Stored records:

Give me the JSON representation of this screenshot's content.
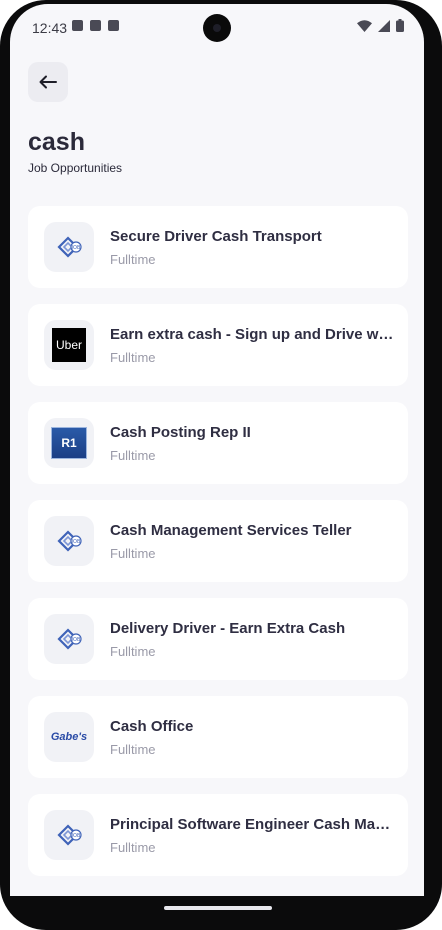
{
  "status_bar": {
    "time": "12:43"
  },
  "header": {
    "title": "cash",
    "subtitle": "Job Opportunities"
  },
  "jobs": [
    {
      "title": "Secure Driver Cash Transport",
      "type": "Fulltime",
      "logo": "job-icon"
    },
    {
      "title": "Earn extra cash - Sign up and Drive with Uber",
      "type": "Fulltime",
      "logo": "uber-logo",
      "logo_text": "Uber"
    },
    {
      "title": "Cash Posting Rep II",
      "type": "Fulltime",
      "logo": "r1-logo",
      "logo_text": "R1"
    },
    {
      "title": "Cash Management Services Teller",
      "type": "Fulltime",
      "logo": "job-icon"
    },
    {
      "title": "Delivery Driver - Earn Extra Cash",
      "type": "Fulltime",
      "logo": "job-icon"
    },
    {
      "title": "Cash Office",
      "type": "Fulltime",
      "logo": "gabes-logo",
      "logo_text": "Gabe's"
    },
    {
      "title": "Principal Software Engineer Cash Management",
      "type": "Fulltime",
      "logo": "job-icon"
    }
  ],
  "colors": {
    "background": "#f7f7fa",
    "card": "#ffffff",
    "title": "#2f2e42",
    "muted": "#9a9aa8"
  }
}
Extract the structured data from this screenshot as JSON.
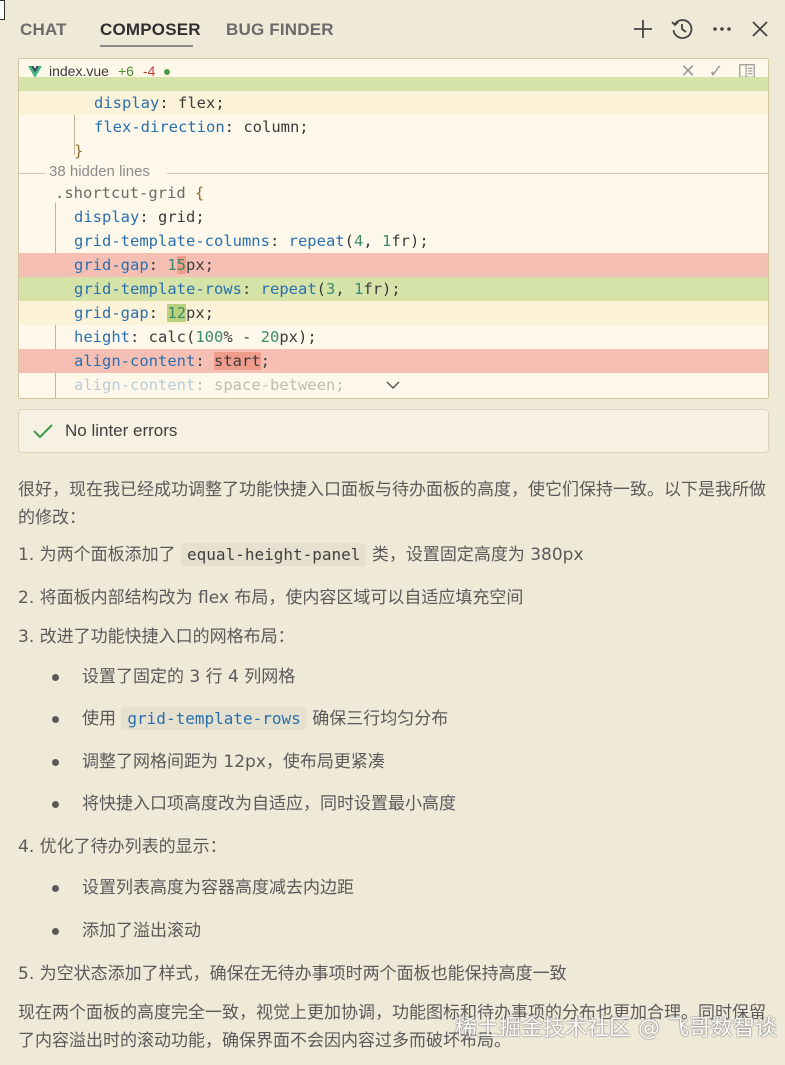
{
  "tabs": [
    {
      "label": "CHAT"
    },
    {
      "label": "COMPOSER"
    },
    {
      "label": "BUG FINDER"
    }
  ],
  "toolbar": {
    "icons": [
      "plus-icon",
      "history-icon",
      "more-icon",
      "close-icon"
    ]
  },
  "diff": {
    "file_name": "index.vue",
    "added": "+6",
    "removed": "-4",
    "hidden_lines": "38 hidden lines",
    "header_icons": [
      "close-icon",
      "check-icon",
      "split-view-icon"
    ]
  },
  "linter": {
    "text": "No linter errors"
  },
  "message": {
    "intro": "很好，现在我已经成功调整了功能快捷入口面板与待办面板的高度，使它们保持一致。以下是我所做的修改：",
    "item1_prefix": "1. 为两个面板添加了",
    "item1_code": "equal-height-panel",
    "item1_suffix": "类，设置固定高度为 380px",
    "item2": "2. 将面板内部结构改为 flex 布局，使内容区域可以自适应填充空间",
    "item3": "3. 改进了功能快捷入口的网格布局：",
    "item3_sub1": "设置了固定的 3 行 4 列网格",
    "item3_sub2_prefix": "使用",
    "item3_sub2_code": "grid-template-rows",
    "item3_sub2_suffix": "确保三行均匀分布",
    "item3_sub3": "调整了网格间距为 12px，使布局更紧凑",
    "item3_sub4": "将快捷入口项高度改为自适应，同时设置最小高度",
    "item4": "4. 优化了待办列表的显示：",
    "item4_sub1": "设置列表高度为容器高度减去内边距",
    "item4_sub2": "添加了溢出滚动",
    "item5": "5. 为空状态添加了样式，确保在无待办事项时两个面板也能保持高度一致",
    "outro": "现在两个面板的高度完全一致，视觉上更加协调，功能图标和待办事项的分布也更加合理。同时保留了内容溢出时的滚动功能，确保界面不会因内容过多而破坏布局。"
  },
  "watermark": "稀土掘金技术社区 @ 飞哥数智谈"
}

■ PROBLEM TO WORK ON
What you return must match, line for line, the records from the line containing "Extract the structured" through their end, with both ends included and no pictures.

■ EXERCISE SOLUTION
Extract the structured data from this screenshot as JSON.
{
  "tabs": [
    {
      "label": "CHAT"
    },
    {
      "label": "COMPOSER"
    },
    {
      "label": "BUG FINDER"
    }
  ],
  "toolbar": {
    "icons": [
      "plus-icon",
      "history-icon",
      "more-icon",
      "close-icon"
    ]
  },
  "diff": {
    "file_name": "index.vue",
    "added": "+6",
    "removed": "-4",
    "hidden_lines": "38 hidden lines",
    "header_icons": [
      "close-icon",
      "check-icon",
      "split-view-icon"
    ]
  },
  "linter": {
    "text": "No linter errors"
  },
  "message": {
    "intro": "很好，现在我已经成功调整了功能快捷入口面板与待办面板的高度，使它们保持一致。以下是我所做的修改：",
    "item1_prefix": "1. 为两个面板添加了",
    "item1_code": "equal-height-panel",
    "item1_suffix": "类，设置固定高度为 380px",
    "item2": "2. 将面板内部结构改为 flex 布局，使内容区域可以自适应填充空间",
    "item3": "3. 改进了功能快捷入口的网格布局：",
    "item3_sub1": "设置了固定的 3 行 4 列网格",
    "item3_sub2_prefix": "使用",
    "item3_sub2_code": "grid-template-rows",
    "item3_sub2_suffix": "确保三行均匀分布",
    "item3_sub3": "调整了网格间距为 12px，使布局更紧凑",
    "item3_sub4": "将快捷入口项高度改为自适应，同时设置最小高度",
    "item4": "4. 优化了待办列表的显示：",
    "item4_sub1": "设置列表高度为容器高度减去内边距",
    "item4_sub2": "添加了溢出滚动",
    "item5": "5. 为空状态添加了样式，确保在无待办事项时两个面板也能保持高度一致",
    "outro": "现在两个面板的高度完全一致，视觉上更加协调，功能图标和待办事项的分布也更加合理。同时保留了内容溢出时的滚动功能，确保界面不会因内容过多而破坏布局。"
  },
  "watermark": "稀土掘金技术社区 @ 飞哥数智谈"
}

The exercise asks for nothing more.